- Description of the task -
Word for word, set down the entries that follow.

- Supplied records -
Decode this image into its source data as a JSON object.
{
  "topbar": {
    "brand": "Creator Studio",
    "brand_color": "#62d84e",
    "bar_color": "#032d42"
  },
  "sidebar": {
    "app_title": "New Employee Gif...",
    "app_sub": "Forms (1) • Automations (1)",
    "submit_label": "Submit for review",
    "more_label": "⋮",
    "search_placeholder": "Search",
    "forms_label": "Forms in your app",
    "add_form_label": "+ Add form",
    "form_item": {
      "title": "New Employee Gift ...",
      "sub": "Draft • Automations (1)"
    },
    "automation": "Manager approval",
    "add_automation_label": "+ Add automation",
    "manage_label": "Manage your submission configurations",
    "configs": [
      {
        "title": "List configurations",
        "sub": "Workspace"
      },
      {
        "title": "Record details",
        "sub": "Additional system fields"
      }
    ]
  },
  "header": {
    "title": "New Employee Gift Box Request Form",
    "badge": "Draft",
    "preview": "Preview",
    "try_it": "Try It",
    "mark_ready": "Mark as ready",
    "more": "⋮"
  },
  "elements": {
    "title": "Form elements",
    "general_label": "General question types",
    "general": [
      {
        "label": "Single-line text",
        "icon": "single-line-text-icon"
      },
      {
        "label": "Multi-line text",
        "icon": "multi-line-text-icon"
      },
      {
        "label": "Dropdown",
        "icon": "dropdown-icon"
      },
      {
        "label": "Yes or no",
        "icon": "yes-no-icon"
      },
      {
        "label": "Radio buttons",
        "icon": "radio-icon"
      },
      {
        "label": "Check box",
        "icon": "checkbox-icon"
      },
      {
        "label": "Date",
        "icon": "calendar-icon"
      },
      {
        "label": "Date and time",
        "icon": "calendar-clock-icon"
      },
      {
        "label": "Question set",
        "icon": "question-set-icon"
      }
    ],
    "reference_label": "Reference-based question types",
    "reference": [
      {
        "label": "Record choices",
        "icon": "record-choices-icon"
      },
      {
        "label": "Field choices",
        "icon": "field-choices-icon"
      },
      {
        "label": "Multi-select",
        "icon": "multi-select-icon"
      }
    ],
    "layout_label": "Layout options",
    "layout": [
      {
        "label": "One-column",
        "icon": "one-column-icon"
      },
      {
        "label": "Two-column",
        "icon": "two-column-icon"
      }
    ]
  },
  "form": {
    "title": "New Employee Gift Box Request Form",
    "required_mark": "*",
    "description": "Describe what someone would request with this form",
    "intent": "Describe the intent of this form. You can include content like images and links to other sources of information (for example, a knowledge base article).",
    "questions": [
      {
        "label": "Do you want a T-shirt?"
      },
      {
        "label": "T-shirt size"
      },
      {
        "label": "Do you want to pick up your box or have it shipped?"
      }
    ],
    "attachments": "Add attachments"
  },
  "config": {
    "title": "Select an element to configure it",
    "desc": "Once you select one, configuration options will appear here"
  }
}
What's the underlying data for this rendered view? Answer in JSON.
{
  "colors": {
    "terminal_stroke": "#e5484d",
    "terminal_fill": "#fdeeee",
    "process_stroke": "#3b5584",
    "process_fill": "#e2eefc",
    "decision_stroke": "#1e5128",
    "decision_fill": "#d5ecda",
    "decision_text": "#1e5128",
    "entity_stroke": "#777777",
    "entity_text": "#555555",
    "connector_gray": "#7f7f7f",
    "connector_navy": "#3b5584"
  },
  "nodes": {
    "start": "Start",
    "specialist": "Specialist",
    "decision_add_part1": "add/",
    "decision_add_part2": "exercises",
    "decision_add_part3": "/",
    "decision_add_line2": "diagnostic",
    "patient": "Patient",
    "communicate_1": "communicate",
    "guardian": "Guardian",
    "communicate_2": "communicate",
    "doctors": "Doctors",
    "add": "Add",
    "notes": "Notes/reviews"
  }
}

- Response to this exercise -
Decode this image into its source data as a JSON object.
{
  "topbar": {
    "brand": "Creator Studio",
    "brand_color": "#62d84e",
    "bar_color": "#032d42"
  },
  "sidebar": {
    "app_title": "New Employee Gif...",
    "app_sub": "Forms (1) • Automations (1)",
    "submit_label": "Submit for review",
    "more_label": "⋮",
    "search_placeholder": "Search",
    "forms_label": "Forms in your app",
    "add_form_label": "+ Add form",
    "form_item": {
      "title": "New Employee Gift ...",
      "sub": "Draft • Automations (1)"
    },
    "automation": "Manager approval",
    "add_automation_label": "+ Add automation",
    "manage_label": "Manage your submission configurations",
    "configs": [
      {
        "title": "List configurations",
        "sub": "Workspace"
      },
      {
        "title": "Record details",
        "sub": "Additional system fields"
      }
    ]
  },
  "header": {
    "title": "New Employee Gift Box Request Form",
    "badge": "Draft",
    "preview": "Preview",
    "try_it": "Try It",
    "mark_ready": "Mark as ready",
    "more": "⋮"
  },
  "elements": {
    "title": "Form elements",
    "general_label": "General question types",
    "general": [
      {
        "label": "Single-line text",
        "icon": "single-line-text-icon"
      },
      {
        "label": "Multi-line text",
        "icon": "multi-line-text-icon"
      },
      {
        "label": "Dropdown",
        "icon": "dropdown-icon"
      },
      {
        "label": "Yes or no",
        "icon": "yes-no-icon"
      },
      {
        "label": "Radio buttons",
        "icon": "radio-icon"
      },
      {
        "label": "Check box",
        "icon": "checkbox-icon"
      },
      {
        "label": "Date",
        "icon": "calendar-icon"
      },
      {
        "label": "Date and time",
        "icon": "calendar-clock-icon"
      },
      {
        "label": "Question set",
        "icon": "question-set-icon"
      }
    ],
    "reference_label": "Reference-based question types",
    "reference": [
      {
        "label": "Record choices",
        "icon": "record-choices-icon"
      },
      {
        "label": "Field choices",
        "icon": "field-choices-icon"
      },
      {
        "label": "Multi-select",
        "icon": "multi-select-icon"
      }
    ],
    "layout_label": "Layout options",
    "layout": [
      {
        "label": "One-column",
        "icon": "one-column-icon"
      },
      {
        "label": "Two-column",
        "icon": "two-column-icon"
      }
    ]
  },
  "form": {
    "title": "New Employee Gift Box Request Form",
    "required_mark": "*",
    "description": "Describe what someone would request with this form",
    "intent": "Describe the intent of this form. You can include content like images and links to other sources of information (for example, a knowledge base article).",
    "questions": [
      {
        "label": "Do you want a T-shirt?"
      },
      {
        "label": "T-shirt size"
      },
      {
        "label": "Do you want to pick up your box or have it shipped?"
      }
    ],
    "attachments": "Add attachments"
  },
  "config": {
    "title": "Select an element to configure it",
    "desc": "Once you select one, configuration options will appear here"
  }
}
What's the underlying data for this rendered view? Answer in JSON.
{
  "colors": {
    "terminal_stroke": "#e5484d",
    "terminal_fill": "#fdeeee",
    "process_stroke": "#3b5584",
    "process_fill": "#e2eefc",
    "decision_stroke": "#1e5128",
    "decision_fill": "#d5ecda",
    "decision_text": "#1e5128",
    "entity_stroke": "#777777",
    "entity_text": "#555555",
    "connector_gray": "#7f7f7f",
    "connector_navy": "#3b5584"
  },
  "nodes": {
    "start": "Start",
    "specialist": "Specialist",
    "decision_add_part1": "add/",
    "decision_add_part2": "exercises",
    "decision_add_part3": "/",
    "decision_add_line2": "diagnostic",
    "patient": "Patient",
    "communicate_1": "communicate",
    "guardian": "Guardian",
    "communicate_2": "communicate",
    "doctors": "Doctors",
    "add": "Add",
    "notes": "Notes/reviews"
  }
}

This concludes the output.